■ **Dataset content**

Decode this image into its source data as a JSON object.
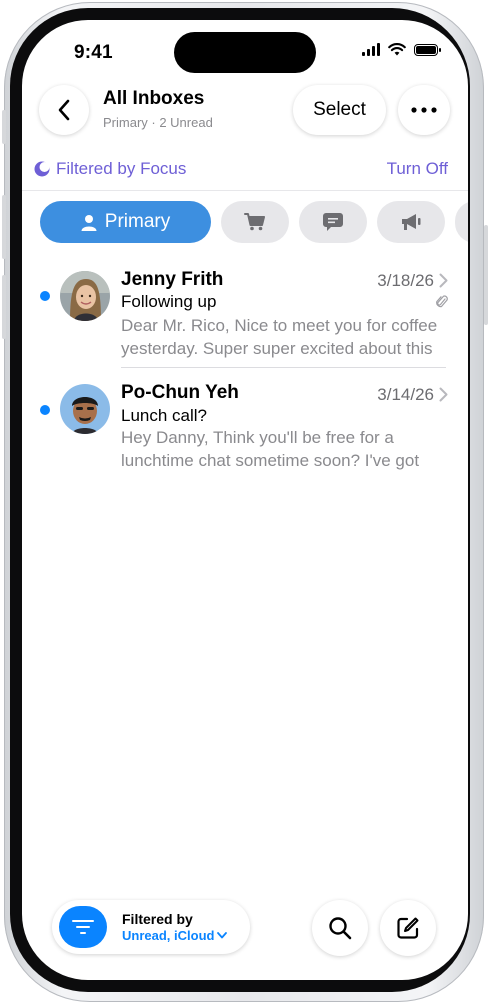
{
  "status_bar": {
    "time": "9:41"
  },
  "header": {
    "title": "All Inboxes",
    "subtitle": "Primary · 2 Unread",
    "select_label": "Select"
  },
  "focus": {
    "label": "Filtered by Focus",
    "action": "Turn Off",
    "accent_color": "#6e5fd6"
  },
  "categories": [
    {
      "label": "Primary",
      "icon": "person-icon",
      "selected": true
    },
    {
      "label": "",
      "icon": "cart-icon"
    },
    {
      "label": "",
      "icon": "chat-bubble-icon"
    },
    {
      "label": "",
      "icon": "megaphone-icon"
    }
  ],
  "messages": [
    {
      "sender": "Jenny Frith",
      "date": "3/18/26",
      "subject": "Following up",
      "preview": "Dear Mr. Rico, Nice to meet you for coffee yesterday. Super super excited about this",
      "unread": true,
      "has_attachment": true
    },
    {
      "sender": "Po-Chun Yeh",
      "date": "3/14/26",
      "subject": "Lunch call?",
      "preview": "Hey Danny, Think you'll be free for a lunchtime chat sometime soon? I've got",
      "unread": true,
      "has_attachment": false
    }
  ],
  "toolbar": {
    "filter_title": "Filtered by",
    "filter_value": "Unread, iCloud"
  },
  "colors": {
    "accent": "#0a84ff",
    "primary_tab": "#3d8fe0"
  }
}
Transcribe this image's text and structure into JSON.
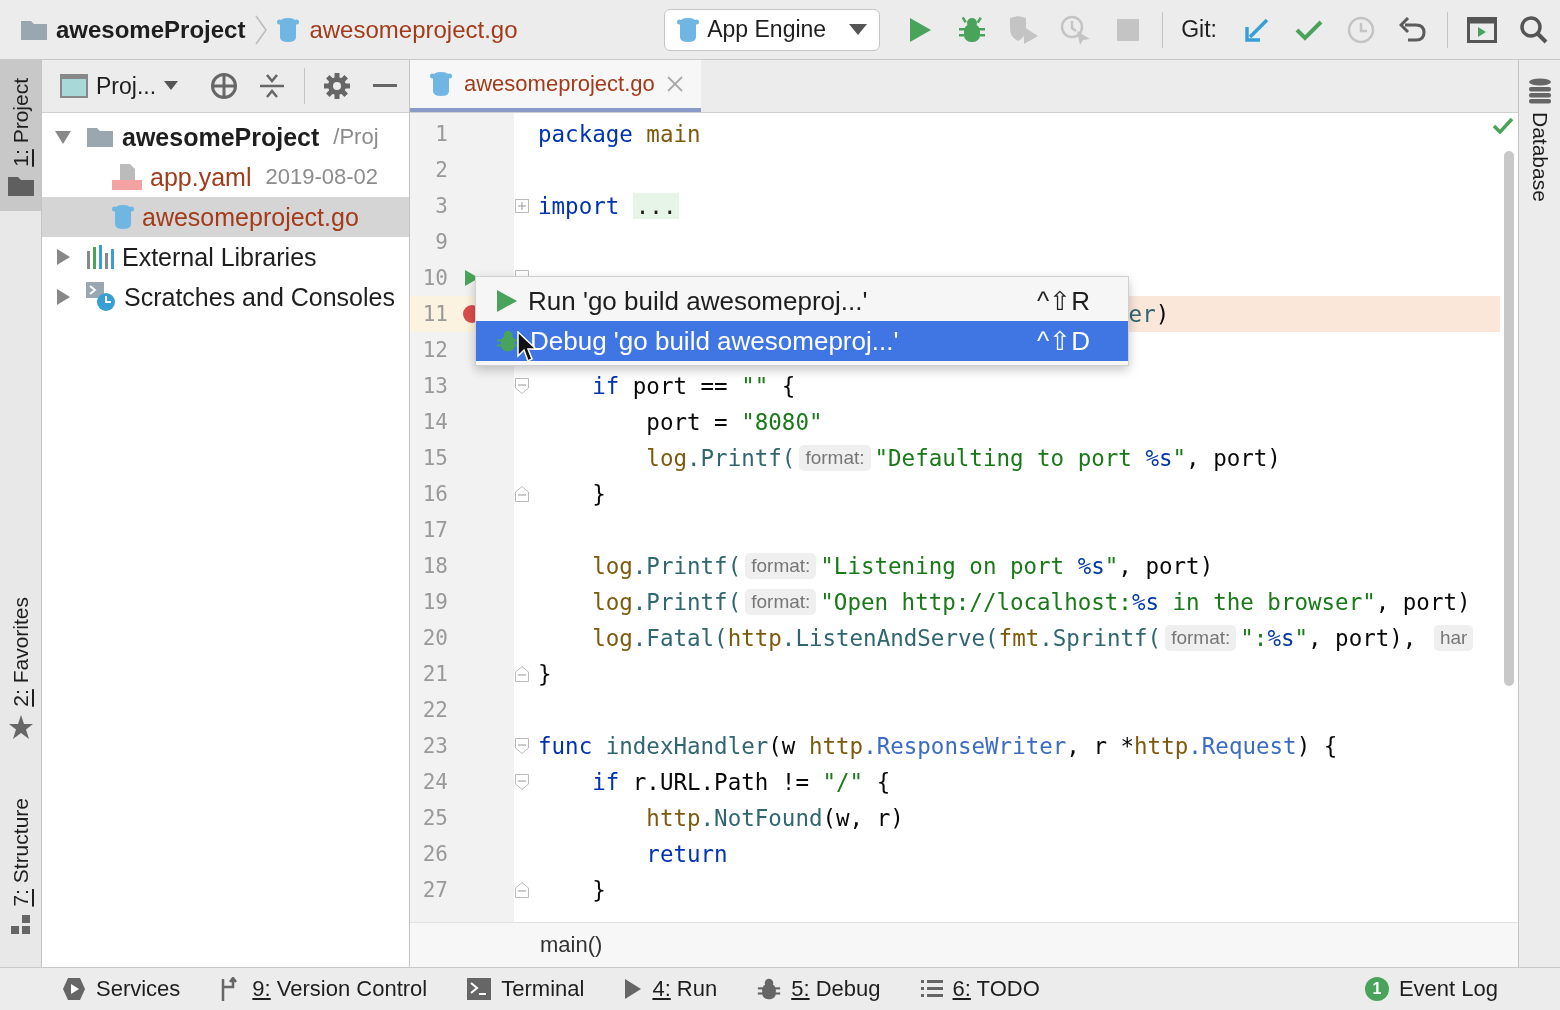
{
  "breadcrumb": {
    "project": "awesomeProject",
    "file": "awesomeproject.go",
    "unversioned": true
  },
  "run_config": {
    "label": "App Engine"
  },
  "toolbar": [
    {
      "kind": "run",
      "disabled": false
    },
    {
      "kind": "debug",
      "disabled": false
    },
    {
      "kind": "coverage",
      "disabled": true
    },
    {
      "kind": "profile",
      "disabled": true
    },
    {
      "kind": "stop",
      "disabled": true
    }
  ],
  "git": {
    "label": "Git:",
    "actions": [
      {
        "kind": "update",
        "disabled": false
      },
      {
        "kind": "commit",
        "disabled": false
      },
      {
        "kind": "history",
        "disabled": true
      },
      {
        "kind": "rollback",
        "disabled": false
      }
    ]
  },
  "left_stripe": [
    {
      "label": "1: Project",
      "kind": "project",
      "selected": true
    },
    {
      "label": "2: Favorites",
      "kind": "favorites",
      "selected": false
    },
    {
      "label": "7: Structure",
      "kind": "structure",
      "selected": false
    }
  ],
  "project_panel": {
    "view": "Proj...",
    "tree": [
      {
        "label": "awesomeProject",
        "detail": "/Proj",
        "kind": "module",
        "unversioned": false,
        "expanded": true,
        "selected": false,
        "children": [
          {
            "label": "app.yaml",
            "detail": "2019-08-02",
            "kind": "yaml",
            "unversioned": true,
            "selected": false
          },
          {
            "label": "awesomeproject.go",
            "kind": "go",
            "unversioned": true,
            "selected": true
          }
        ]
      },
      {
        "label": "External Libraries",
        "kind": "libraries",
        "unversioned": false,
        "expanded": false,
        "selected": false
      },
      {
        "label": "Scratches and Consoles",
        "kind": "scratches",
        "unversioned": false,
        "expanded": false,
        "selected": false
      }
    ]
  },
  "editor": {
    "tabs": [
      {
        "label": "awesomeproject.go",
        "unversioned": true,
        "selected": true
      }
    ],
    "lines": [
      {
        "number": "1",
        "run_marker": false,
        "breakpoint": false,
        "covered": false,
        "fold_start": false,
        "fold_end": false,
        "folded": false,
        "tokens": [
          {
            "kind": "kw",
            "text": "package"
          },
          {
            "kind": "pkg",
            "text": " main"
          }
        ]
      },
      {
        "number": "2",
        "run_marker": false,
        "breakpoint": false,
        "fold_start": false,
        "fold_end": false,
        "folded": false
      },
      {
        "number": "3",
        "run_marker": false,
        "breakpoint": false,
        "covered": false,
        "fold_start": false,
        "fold_end": false,
        "folded": true,
        "tokens": [
          {
            "kind": "kw",
            "text": "import"
          },
          {
            "kind": "folded",
            "text": "..."
          }
        ]
      },
      {
        "number": "9",
        "run_marker": false,
        "breakpoint": false,
        "fold_start": false,
        "fold_end": false,
        "folded": false
      },
      {
        "number": "10",
        "run_marker": true,
        "breakpoint": false,
        "fold_start": true,
        "fold_end": false,
        "folded": false
      },
      {
        "number": "11",
        "run_marker": false,
        "breakpoint": true,
        "covered": true,
        "tokens": [
          {
            "kind": "fn",
            "text": "er"
          },
          {
            "kind": "plain",
            "text": ")"
          }
        ]
      },
      {
        "number": "12",
        "run_marker": false,
        "breakpoint": false
      },
      {
        "number": "13",
        "run_marker": false,
        "breakpoint": false,
        "covered": false,
        "fold_start": true,
        "fold_end": false,
        "folded": false,
        "tokens": [
          {
            "kind": "kw",
            "text": "    if"
          },
          {
            "kind": "plain",
            "text": " port == "
          },
          {
            "kind": "str",
            "text": "\"\""
          },
          {
            "kind": "plain",
            "text": " {"
          }
        ]
      },
      {
        "number": "14",
        "run_marker": false,
        "breakpoint": false,
        "covered": false,
        "fold_start": false,
        "fold_end": false,
        "folded": false,
        "tokens": [
          {
            "kind": "plain",
            "text": "        port = "
          },
          {
            "kind": "str",
            "text": "\"8080\""
          }
        ]
      },
      {
        "number": "15",
        "run_marker": false,
        "breakpoint": false,
        "covered": false,
        "fold_start": false,
        "fold_end": false,
        "folded": false,
        "tokens": [
          {
            "kind": "pkg",
            "text": "        log"
          },
          {
            "kind": "fn",
            "text": ".Printf("
          },
          {
            "kind": "hint",
            "text": "format:"
          },
          {
            "kind": "str",
            "text": "\"Defaulting to port "
          },
          {
            "kind": "fmt",
            "text": "%s"
          },
          {
            "kind": "str",
            "text": "\""
          },
          {
            "kind": "plain",
            "text": ", port)"
          }
        ]
      },
      {
        "number": "16",
        "run_marker": false,
        "breakpoint": false,
        "covered": false,
        "fold_start": false,
        "fold_end": true,
        "folded": false,
        "tokens": [
          {
            "kind": "plain",
            "text": "    }"
          }
        ]
      },
      {
        "number": "17",
        "run_marker": false,
        "breakpoint": false,
        "fold_start": false,
        "fold_end": false,
        "folded": false
      },
      {
        "number": "18",
        "run_marker": false,
        "breakpoint": false,
        "covered": false,
        "fold_start": false,
        "fold_end": false,
        "folded": false,
        "tokens": [
          {
            "kind": "pkg",
            "text": "    log"
          },
          {
            "kind": "fn",
            "text": ".Printf("
          },
          {
            "kind": "hint",
            "text": "format:"
          },
          {
            "kind": "str",
            "text": "\"Listening on port "
          },
          {
            "kind": "fmt",
            "text": "%s"
          },
          {
            "kind": "str",
            "text": "\""
          },
          {
            "kind": "plain",
            "text": ", port)"
          }
        ]
      },
      {
        "number": "19",
        "run_marker": false,
        "breakpoint": false,
        "covered": false,
        "fold_start": false,
        "fold_end": false,
        "folded": false,
        "tokens": [
          {
            "kind": "pkg",
            "text": "    log"
          },
          {
            "kind": "fn",
            "text": ".Printf("
          },
          {
            "kind": "hint",
            "text": "format:"
          },
          {
            "kind": "str",
            "text": "\"Open http://localhost:"
          },
          {
            "kind": "fmt",
            "text": "%s"
          },
          {
            "kind": "str",
            "text": " in the browser\""
          },
          {
            "kind": "plain",
            "text": ", port)"
          }
        ]
      },
      {
        "number": "20",
        "run_marker": false,
        "breakpoint": false,
        "covered": false,
        "fold_start": false,
        "fold_end": false,
        "folded": false,
        "tokens": [
          {
            "kind": "pkg",
            "text": "    log"
          },
          {
            "kind": "fn",
            "text": ".Fatal("
          },
          {
            "kind": "pkg",
            "text": "http"
          },
          {
            "kind": "fn",
            "text": ".ListenAndServe("
          },
          {
            "kind": "pkg",
            "text": "fmt"
          },
          {
            "kind": "fn",
            "text": ".Sprintf("
          },
          {
            "kind": "hint",
            "text": "format:"
          },
          {
            "kind": "str",
            "text": "\":"
          },
          {
            "kind": "fmt",
            "text": "%s"
          },
          {
            "kind": "str",
            "text": "\""
          },
          {
            "kind": "plain",
            "text": ", port), "
          },
          {
            "kind": "hint",
            "text": "har"
          }
        ]
      },
      {
        "number": "21",
        "run_marker": false,
        "breakpoint": false,
        "covered": false,
        "fold_start": false,
        "fold_end": true,
        "folded": false,
        "tokens": [
          {
            "kind": "plain",
            "text": "}"
          }
        ]
      },
      {
        "number": "22",
        "run_marker": false,
        "breakpoint": false,
        "fold_start": false,
        "fold_end": false,
        "folded": false
      },
      {
        "number": "23",
        "run_marker": false,
        "breakpoint": false,
        "covered": false,
        "fold_start": true,
        "fold_end": false,
        "folded": false,
        "tokens": [
          {
            "kind": "kw",
            "text": "func"
          },
          {
            "kind": "fn",
            "text": " indexHandler"
          },
          {
            "kind": "plain",
            "text": "(w "
          },
          {
            "kind": "pkg",
            "text": "http"
          },
          {
            "kind": "type",
            "text": ".ResponseWriter"
          },
          {
            "kind": "plain",
            "text": ", r *"
          },
          {
            "kind": "pkg",
            "text": "http"
          },
          {
            "kind": "type",
            "text": ".Request"
          },
          {
            "kind": "plain",
            "text": ") {"
          }
        ]
      },
      {
        "number": "24",
        "run_marker": false,
        "breakpoint": false,
        "covered": false,
        "fold_start": true,
        "fold_end": false,
        "folded": false,
        "tokens": [
          {
            "kind": "kw",
            "text": "    if"
          },
          {
            "kind": "plain",
            "text": " r.URL.Path != "
          },
          {
            "kind": "str",
            "text": "\"/\""
          },
          {
            "kind": "plain",
            "text": " {"
          }
        ]
      },
      {
        "number": "25",
        "run_marker": false,
        "breakpoint": false,
        "covered": false,
        "fold_start": false,
        "fold_end": false,
        "folded": false,
        "tokens": [
          {
            "kind": "pkg",
            "text": "        http"
          },
          {
            "kind": "fn",
            "text": ".NotFound"
          },
          {
            "kind": "plain",
            "text": "(w, r)"
          }
        ]
      },
      {
        "number": "26",
        "run_marker": false,
        "breakpoint": false,
        "covered": false,
        "fold_start": false,
        "fold_end": false,
        "folded": false,
        "tokens": [
          {
            "kind": "kw",
            "text": "        return"
          }
        ]
      },
      {
        "number": "27",
        "run_marker": false,
        "breakpoint": false,
        "covered": false,
        "fold_start": false,
        "fold_end": true,
        "folded": false,
        "tokens": [
          {
            "kind": "plain",
            "text": "    }"
          }
        ]
      }
    ],
    "popup": [
      {
        "kind": "run",
        "label": "Run 'go build awesomeproj...'",
        "shortcut": "^⇧R",
        "selected": false
      },
      {
        "kind": "debug",
        "label": "Debug 'go build awesomeproj...'",
        "shortcut": "^⇧D",
        "selected": true
      }
    ],
    "breadcrumb": "main()"
  },
  "right_stripe": [
    {
      "label": "Database",
      "kind": "database",
      "selected": false
    }
  ],
  "bottom_tools": [
    {
      "label": "Services",
      "kind": "services",
      "mnemonic": false
    },
    {
      "label": "9: Version Control",
      "kind": "vcs",
      "mnemonic": true
    },
    {
      "label": "Terminal",
      "kind": "terminal",
      "mnemonic": false
    },
    {
      "label": "4: Run",
      "kind": "run",
      "mnemonic": true
    },
    {
      "label": "5: Debug",
      "kind": "debug",
      "mnemonic": true
    },
    {
      "label": "6: TODO",
      "kind": "todo",
      "mnemonic": true
    },
    {
      "label": "Event Log",
      "kind": "events",
      "mnemonic": false,
      "badge": "1"
    }
  ]
}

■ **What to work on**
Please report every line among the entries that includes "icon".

■ **Solution to this problem**
      "icon": "person-icon",
      "icon": "cart-icon"
      "icon": "chat-bubble-icon"
      "icon": "megaphone-icon"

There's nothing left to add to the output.